If a line in the data below contains the word "heart", copy it out.
^^^^
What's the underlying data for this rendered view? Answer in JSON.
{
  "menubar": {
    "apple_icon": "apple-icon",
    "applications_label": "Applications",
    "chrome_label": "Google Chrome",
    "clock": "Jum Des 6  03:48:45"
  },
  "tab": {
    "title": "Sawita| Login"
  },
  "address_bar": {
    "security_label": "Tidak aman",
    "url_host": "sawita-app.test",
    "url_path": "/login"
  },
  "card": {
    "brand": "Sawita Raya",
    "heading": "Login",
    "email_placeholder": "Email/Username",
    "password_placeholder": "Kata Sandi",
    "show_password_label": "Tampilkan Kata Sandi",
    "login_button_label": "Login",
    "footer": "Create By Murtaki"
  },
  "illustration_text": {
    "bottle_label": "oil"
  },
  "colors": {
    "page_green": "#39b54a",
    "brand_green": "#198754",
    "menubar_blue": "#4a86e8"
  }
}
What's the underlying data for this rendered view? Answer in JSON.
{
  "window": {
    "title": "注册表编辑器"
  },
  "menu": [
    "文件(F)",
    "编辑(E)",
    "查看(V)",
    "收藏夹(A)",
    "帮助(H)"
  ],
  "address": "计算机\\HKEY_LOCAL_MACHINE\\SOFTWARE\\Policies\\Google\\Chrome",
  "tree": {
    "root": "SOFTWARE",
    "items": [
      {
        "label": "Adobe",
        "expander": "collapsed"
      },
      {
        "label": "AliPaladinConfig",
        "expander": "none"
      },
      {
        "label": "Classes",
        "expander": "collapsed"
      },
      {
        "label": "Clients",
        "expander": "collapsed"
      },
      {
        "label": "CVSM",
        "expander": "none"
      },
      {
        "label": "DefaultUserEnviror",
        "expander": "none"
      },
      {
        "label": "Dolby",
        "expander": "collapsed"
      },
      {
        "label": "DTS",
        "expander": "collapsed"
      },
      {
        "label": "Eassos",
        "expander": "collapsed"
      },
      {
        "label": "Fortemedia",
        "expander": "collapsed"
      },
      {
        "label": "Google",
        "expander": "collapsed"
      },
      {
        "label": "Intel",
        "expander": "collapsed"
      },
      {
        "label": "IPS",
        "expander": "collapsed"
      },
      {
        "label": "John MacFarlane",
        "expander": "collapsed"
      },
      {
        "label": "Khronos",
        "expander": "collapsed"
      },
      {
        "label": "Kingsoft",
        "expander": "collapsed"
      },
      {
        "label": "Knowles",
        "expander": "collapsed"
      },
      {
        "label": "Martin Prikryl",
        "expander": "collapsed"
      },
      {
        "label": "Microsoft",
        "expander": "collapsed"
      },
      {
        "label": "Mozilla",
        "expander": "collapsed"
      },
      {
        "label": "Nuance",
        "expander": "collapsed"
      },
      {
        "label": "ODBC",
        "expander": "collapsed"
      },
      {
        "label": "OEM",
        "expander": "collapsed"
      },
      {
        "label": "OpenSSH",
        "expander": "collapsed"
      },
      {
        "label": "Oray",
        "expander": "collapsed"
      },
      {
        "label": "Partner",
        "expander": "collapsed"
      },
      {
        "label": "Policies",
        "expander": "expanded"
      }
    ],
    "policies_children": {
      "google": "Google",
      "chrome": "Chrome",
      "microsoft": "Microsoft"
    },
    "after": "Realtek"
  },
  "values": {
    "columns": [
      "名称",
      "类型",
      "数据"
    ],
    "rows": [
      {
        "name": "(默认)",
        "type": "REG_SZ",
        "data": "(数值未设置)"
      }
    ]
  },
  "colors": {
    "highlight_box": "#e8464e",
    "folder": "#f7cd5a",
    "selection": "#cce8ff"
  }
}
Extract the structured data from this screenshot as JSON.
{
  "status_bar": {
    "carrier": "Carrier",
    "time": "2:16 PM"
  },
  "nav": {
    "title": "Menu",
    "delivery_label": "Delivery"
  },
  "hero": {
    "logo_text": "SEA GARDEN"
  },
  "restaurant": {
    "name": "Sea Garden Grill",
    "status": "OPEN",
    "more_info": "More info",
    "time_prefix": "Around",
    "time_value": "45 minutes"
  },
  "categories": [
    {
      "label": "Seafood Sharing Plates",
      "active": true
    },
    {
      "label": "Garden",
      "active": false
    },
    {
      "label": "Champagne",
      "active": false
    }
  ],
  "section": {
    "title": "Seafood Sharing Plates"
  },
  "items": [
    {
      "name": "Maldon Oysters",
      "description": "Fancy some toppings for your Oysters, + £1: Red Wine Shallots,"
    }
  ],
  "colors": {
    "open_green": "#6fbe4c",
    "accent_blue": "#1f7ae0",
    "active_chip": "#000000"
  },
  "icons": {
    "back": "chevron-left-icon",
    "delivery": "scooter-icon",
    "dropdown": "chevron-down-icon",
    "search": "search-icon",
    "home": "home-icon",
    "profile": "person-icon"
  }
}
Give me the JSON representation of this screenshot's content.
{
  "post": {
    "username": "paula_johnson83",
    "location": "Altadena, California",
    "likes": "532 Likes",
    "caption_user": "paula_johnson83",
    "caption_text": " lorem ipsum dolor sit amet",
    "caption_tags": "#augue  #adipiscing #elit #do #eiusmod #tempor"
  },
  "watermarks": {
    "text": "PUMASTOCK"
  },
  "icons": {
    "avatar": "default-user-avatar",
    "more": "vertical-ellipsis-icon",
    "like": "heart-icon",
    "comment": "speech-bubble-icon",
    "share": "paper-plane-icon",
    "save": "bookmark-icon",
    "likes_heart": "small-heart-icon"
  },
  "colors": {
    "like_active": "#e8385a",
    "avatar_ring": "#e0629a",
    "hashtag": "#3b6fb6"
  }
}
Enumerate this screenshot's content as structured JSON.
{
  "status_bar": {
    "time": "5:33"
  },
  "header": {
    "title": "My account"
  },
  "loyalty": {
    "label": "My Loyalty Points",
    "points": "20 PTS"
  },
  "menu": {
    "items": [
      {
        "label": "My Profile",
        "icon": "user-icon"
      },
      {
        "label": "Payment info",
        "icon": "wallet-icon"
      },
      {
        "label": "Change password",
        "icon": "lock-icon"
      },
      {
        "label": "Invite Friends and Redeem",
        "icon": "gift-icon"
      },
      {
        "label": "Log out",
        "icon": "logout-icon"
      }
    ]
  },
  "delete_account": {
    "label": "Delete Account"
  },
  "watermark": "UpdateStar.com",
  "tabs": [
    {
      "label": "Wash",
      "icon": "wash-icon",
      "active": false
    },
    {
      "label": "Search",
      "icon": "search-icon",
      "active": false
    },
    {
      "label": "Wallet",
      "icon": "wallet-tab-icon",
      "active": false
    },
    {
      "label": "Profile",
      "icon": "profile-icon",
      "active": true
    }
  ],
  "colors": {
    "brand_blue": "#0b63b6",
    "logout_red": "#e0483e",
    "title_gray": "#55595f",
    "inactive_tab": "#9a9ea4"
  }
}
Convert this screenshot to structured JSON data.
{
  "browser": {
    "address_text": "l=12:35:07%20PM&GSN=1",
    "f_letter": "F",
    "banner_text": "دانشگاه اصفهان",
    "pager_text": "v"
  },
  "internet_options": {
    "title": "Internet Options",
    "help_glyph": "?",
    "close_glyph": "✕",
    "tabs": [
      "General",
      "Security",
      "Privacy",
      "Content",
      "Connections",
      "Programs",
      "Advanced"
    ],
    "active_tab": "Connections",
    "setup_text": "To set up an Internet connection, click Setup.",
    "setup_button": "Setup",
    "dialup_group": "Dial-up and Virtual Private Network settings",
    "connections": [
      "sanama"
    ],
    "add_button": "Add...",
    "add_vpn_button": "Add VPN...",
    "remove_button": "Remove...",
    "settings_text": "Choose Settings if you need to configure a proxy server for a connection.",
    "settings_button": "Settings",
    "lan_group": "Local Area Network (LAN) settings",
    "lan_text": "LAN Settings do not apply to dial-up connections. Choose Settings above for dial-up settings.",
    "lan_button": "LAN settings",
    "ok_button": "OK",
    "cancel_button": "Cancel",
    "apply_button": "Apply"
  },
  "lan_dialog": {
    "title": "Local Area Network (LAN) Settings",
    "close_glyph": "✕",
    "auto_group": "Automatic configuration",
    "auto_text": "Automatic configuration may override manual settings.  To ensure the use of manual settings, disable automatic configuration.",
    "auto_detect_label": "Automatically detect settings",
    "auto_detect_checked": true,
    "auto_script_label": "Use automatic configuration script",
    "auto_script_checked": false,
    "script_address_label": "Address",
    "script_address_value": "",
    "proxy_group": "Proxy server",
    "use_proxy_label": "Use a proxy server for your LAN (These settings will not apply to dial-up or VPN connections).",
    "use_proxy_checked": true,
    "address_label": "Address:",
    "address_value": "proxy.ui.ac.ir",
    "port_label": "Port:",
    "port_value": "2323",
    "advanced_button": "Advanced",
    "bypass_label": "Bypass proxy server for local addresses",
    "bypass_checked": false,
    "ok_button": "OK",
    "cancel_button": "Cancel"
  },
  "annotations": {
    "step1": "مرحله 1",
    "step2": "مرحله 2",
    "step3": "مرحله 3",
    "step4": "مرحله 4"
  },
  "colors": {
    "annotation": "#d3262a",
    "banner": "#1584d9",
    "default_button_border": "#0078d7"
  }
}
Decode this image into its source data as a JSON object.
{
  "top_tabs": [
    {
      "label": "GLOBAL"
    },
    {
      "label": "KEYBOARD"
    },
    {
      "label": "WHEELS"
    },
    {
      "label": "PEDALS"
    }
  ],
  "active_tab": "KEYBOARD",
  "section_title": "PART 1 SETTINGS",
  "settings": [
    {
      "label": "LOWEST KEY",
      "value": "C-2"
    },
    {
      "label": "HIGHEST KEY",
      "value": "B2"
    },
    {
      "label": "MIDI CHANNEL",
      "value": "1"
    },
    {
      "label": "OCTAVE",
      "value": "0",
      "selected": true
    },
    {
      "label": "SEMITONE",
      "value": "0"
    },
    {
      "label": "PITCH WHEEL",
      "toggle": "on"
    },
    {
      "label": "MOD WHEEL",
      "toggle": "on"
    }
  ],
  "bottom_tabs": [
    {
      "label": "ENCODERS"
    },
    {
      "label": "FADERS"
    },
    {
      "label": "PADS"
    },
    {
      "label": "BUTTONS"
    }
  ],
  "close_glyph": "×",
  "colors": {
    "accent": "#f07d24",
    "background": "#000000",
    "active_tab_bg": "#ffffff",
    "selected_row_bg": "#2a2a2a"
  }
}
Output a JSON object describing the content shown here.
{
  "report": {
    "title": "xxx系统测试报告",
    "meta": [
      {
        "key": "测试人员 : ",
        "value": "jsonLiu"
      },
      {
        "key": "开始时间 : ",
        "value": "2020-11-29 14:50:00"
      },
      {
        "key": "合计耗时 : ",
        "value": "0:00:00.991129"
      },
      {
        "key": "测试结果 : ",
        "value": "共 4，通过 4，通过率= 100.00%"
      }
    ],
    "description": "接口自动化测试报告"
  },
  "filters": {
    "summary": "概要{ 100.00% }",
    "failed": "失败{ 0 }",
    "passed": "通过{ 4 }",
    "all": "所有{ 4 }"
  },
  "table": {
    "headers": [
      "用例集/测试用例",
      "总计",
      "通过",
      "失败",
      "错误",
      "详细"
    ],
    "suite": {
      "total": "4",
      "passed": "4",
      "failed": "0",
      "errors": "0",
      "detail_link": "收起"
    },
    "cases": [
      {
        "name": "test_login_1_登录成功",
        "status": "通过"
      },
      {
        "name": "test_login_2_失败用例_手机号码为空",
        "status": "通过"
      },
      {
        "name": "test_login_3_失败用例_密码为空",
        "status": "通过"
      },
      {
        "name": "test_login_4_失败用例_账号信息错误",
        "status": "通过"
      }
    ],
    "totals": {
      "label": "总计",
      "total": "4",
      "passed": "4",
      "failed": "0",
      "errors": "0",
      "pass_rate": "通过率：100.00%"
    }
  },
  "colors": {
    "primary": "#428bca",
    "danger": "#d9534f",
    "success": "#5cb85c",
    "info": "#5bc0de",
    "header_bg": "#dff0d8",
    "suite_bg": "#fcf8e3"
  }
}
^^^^
- _Answer to this task_:
    "like": "heart-icon",
    "likes_heart": "small-heart-icon"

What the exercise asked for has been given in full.